Kids might be able to play wheelchair basketball with a figure thanks to the toy manufacturer's latest collection.
(Photo: Promobricks/Facebook)
Jan 27, 2016· 2 MIN READ
Culture and education editor Liz Dwyer has written about race, parenting, and social justice for several national publications. She was previously education editor at Good.

From mythical characters, such as a werewolf or vampire, to more realistic ones, such as a cheerleader waving her pom-poms or a female scientist, Lego figures have long been a staple of kid toy boxes and a hot property among adult collectors. But out of the hundreds of small, one-and-one-half-inch-tall plastic figures produced by Lego over the years, none have reflected the experience of the 150 million disabled kids around the world.

Now a series of photos from this week's Nuremberg Toy Fair confirms that this lack of representation is changing. According to pictures German Lego fan website Promobricks posted on Tuesday, one of the new figures being released in 2016 is a character in a wheelchair with an assistance dog. The character was first hinted at during the London Toy Fair last weekend, according to the blog The Brick Fan. Now this visual evidence at the fair in Germany has parents and disability advocates celebrating.

RELATED: Watch How Legos Can Transform the Lives of Kids With Disabilities

“We've got genuine tears of joy right now,” wrote London mother and journalist Rebecca Atkinson in an update on Tuesday to the petition to Lego she started last April. “LEGO we salute you! You've just made a 150 million children, their mums, dad, nans, grandads, teachers, carers, pet dogs and hamsters very VERY VERY happy! We're conga-ing up and down the street right now, (the hamster is at the back) flinging multi coloured bricks like confetti!” she continued.

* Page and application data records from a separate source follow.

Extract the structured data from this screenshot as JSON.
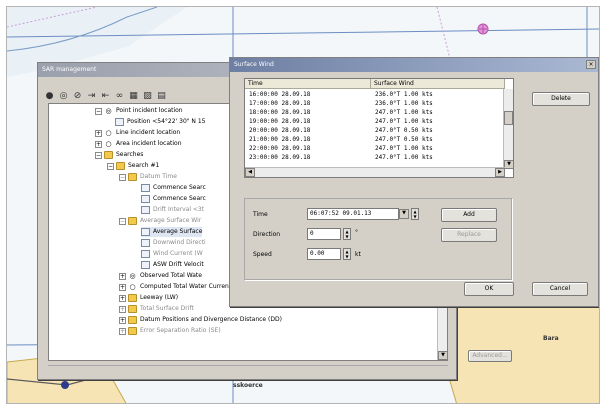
{
  "map": {
    "label_1": "Bara",
    "label_2": "sskoerce"
  },
  "sar_window": {
    "title": "SAR management",
    "toolbar_icons": [
      "circle-filled-icon",
      "target-icon",
      "cancel-icon",
      "import-icon",
      "export-icon",
      "binoculars-icon",
      "table-icon",
      "chart-icon",
      "calendar-icon"
    ],
    "tree": {
      "point_incident": "Point incident location",
      "position": "Position <54°22' 30\" N 15",
      "line_incident": "Line incident location",
      "area_incident": "Area incident location",
      "searches": "Searches",
      "search1": "Search #1",
      "datum_time": "Datum Time",
      "commence1": "Commence Searc",
      "commence2": "Commence Searc",
      "drift_interval": "Drift Interval <3t",
      "avg_surface_wind": "Average Surface Wir",
      "avg_surface_sel": "Average Surface",
      "downwind": "Downwind Directi",
      "wind_current": "Wind Current (W",
      "asw_drift": "ASW Drift Velocit",
      "observed": "Observed Total Wate",
      "computed": "Computed Total Water Current",
      "leeway": "Leeway (LW)",
      "total_surface_drift": "Total Surface Drift",
      "datum_positions": "Datum Positions and Divergence Distance (DD)",
      "error_ratio": "Error Separation Ratio (SE)"
    },
    "advanced_label": "Advanced..."
  },
  "surface_wind": {
    "title": "Surface Wind",
    "columns": [
      "Time",
      "Surface Wind"
    ],
    "rows": [
      [
        "16:00:00  28.09.18",
        "236.0°T 1.00 kts"
      ],
      [
        "17:00:00  28.09.18",
        "236.0°T 1.00 kts"
      ],
      [
        "18:00:00  28.09.18",
        "247.0°T 1.00 kts"
      ],
      [
        "19:00:00  28.09.18",
        "247.0°T 1.00 kts"
      ],
      [
        "20:00:00  28.09.18",
        "247.0°T 0.50 kts"
      ],
      [
        "21:00:00  28.09.18",
        "247.0°T 0.50 kts"
      ],
      [
        "22:00:00  28.09.18",
        "247.0°T 1.00 kts"
      ],
      [
        "23:00:00  28.09.18",
        "247.0°T 1.00 kts"
      ]
    ],
    "delete_label": "Delete",
    "time_label": "Time",
    "time_value": "06:07:52  09.01.13",
    "direction_label": "Direction",
    "direction_value": "0",
    "direction_unit": "°",
    "speed_label": "Speed",
    "speed_value": "0.00",
    "speed_unit": "kt",
    "add_label": "Add",
    "replace_label": "Replace",
    "ok_label": "OK",
    "cancel_label": "Cancel"
  }
}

Atkinson’s "Toy Like Me" petition to Lego, which asked the manufacturer to “positively represent disability,” garnered just over 20,000 signatures—and its language seems to have influenced the toy maker. “Please, Lego, put some wheelchair vroom vroom into the toy box and help generations of kids, (both with and without disabilities), grow up with a more positive attitude to human difference!” Atkinson wrote last year on the petition.

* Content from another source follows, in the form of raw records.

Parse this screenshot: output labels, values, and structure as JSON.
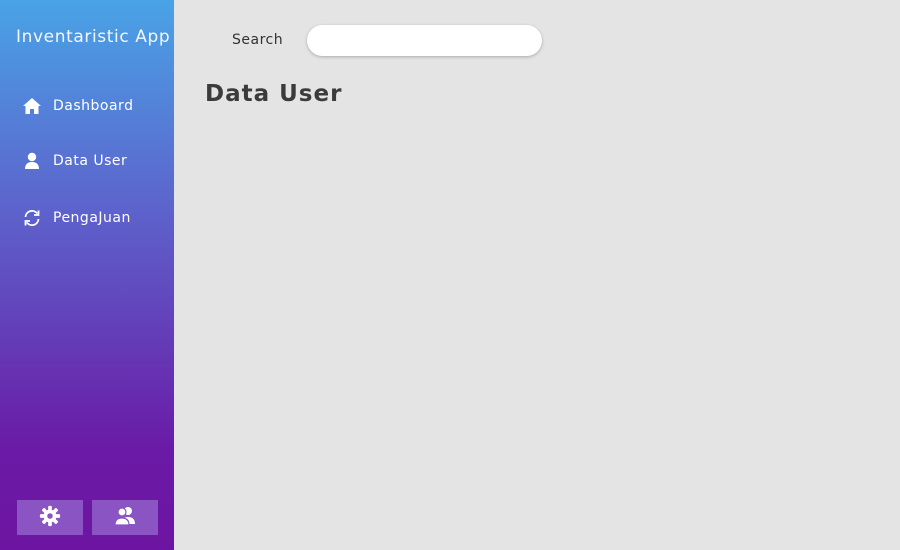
{
  "app": {
    "title": "Inventaristic App"
  },
  "sidebar": {
    "items": [
      {
        "label": "Dashboard",
        "icon": "home-icon"
      },
      {
        "label": "Data User",
        "icon": "user-icon"
      },
      {
        "label": "PengaJuan",
        "icon": "refresh-icon"
      }
    ],
    "bottom_buttons": [
      {
        "icon": "gear-icon"
      },
      {
        "icon": "users-icon"
      }
    ],
    "gradient_colors": [
      "#49a3e6",
      "#5d63cc",
      "#6a1aa6"
    ],
    "button_color": "#8a55c2"
  },
  "search": {
    "label": "Search",
    "value": "",
    "placeholder": ""
  },
  "main": {
    "title": "Data User"
  },
  "colors": {
    "background": "#e4e4e4",
    "title_text": "#3b3b3b"
  }
}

Along with the beanie-wearing figure in the wheelchair, set 60134—Fun in the Park—also seems to challenge gender stereotypes by featuring a bearded man pushing a baby buggy, and a woman pushing a lawn mower. The inclusion of these figures comes on the heels of disability advocates' criticism of Lego last summer and its seeming resistance to expanding the diversity of figures.

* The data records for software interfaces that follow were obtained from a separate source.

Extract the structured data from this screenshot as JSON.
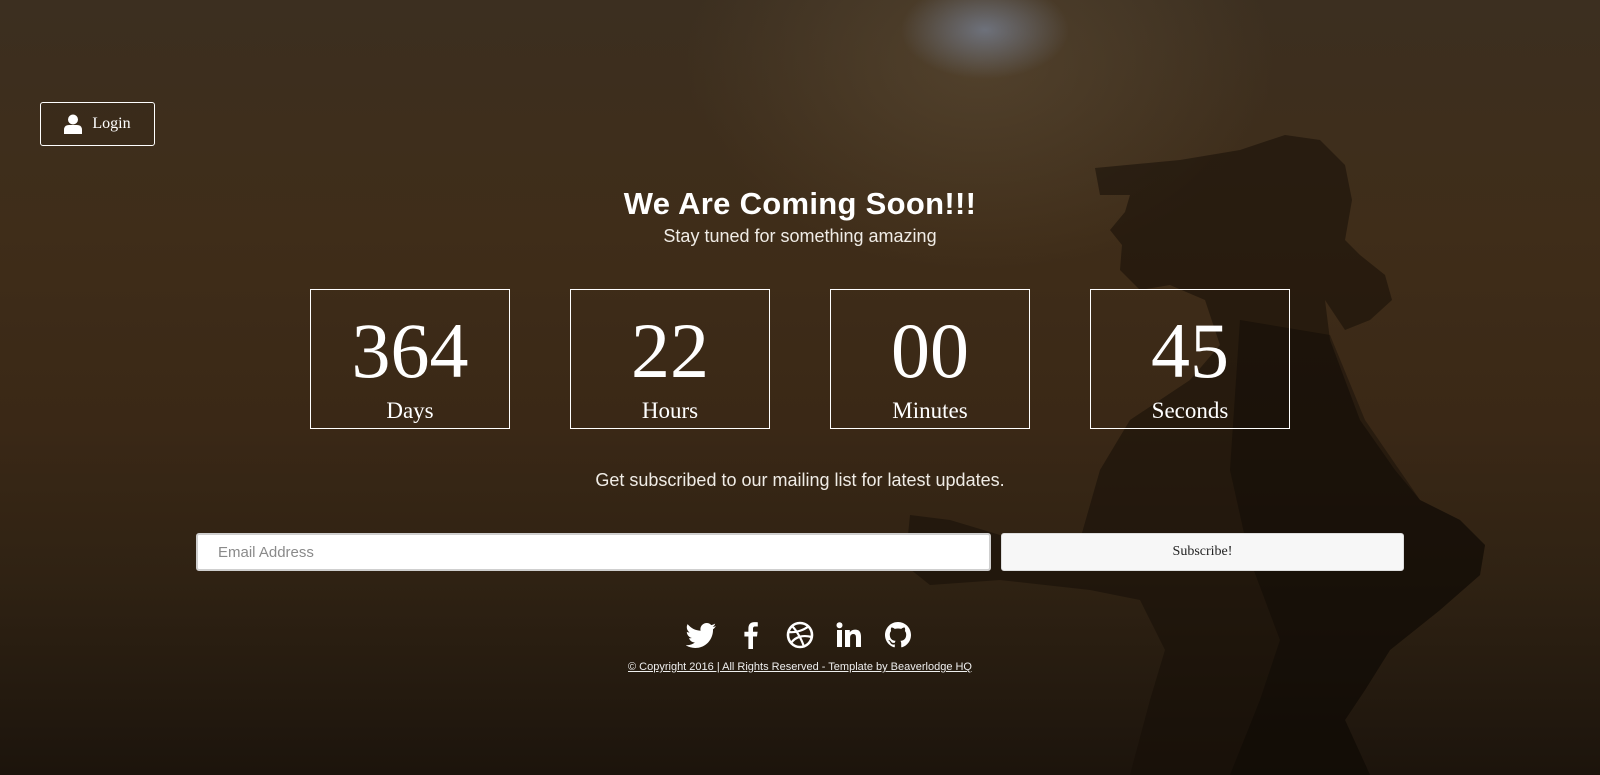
{
  "login": {
    "label": "Login",
    "icon": "user-icon"
  },
  "hero": {
    "title": "We Are Coming Soon!!!",
    "subtitle": "Stay tuned for something amazing"
  },
  "countdown": [
    {
      "value": "364",
      "unit": "Days"
    },
    {
      "value": "22",
      "unit": "Hours"
    },
    {
      "value": "00",
      "unit": "Minutes"
    },
    {
      "value": "45",
      "unit": "Seconds"
    }
  ],
  "mailing": {
    "text": "Get subscribed to our mailing list for latest updates.",
    "email_placeholder": "Email Address",
    "email_value": "",
    "subscribe_label": "Subscribe!"
  },
  "socials": [
    {
      "icon": "twitter-icon"
    },
    {
      "icon": "facebook-icon"
    },
    {
      "icon": "dribbble-icon"
    },
    {
      "icon": "linkedin-icon"
    },
    {
      "icon": "github-icon"
    }
  ],
  "footer": {
    "copyright": "© Copyright 2016 | All Rights Reserved - Template by Beaverlodge HQ"
  },
  "colors": {
    "background": "#3a2816",
    "text": "#ffffff",
    "button_bg": "#f7f7f7"
  }
}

In June, Lego apologized after a backlash from mental health and disability advocates because of a kid’s toy it described as a “part back-of-the-bus window-licker.” The derogatory phrasing is slang for a person with severe learning disabilities. In July, the toy company was criticized after it released its Duplo Community People Set, which is geared toward preschoolers and includes a character of an old man in a wheelchair.

In an op-ed published on Dec. 22 in The Guardian, Atkinson explained that the Duplo character promoted “an enduring assumption that disability is the preserve of the elderly despite there being 770,000 disabled children in the UK alone.” Atkinson added that Lego had responded to her “Toys Like Me” petition by stating, “The beauty of the Lego system is that children may choose how to use the pieces we offer to build their own stories.”

When parents will be able to purchase this figure set for their kids is still unclear, and Lego did not return a request for comment. But if Atkinson's reaction is any indication, this set is sure to bring plenty of cheer to children who've been waiting to play wheelchair basketball with a figure.

(Photo: Promobricks/Facebook)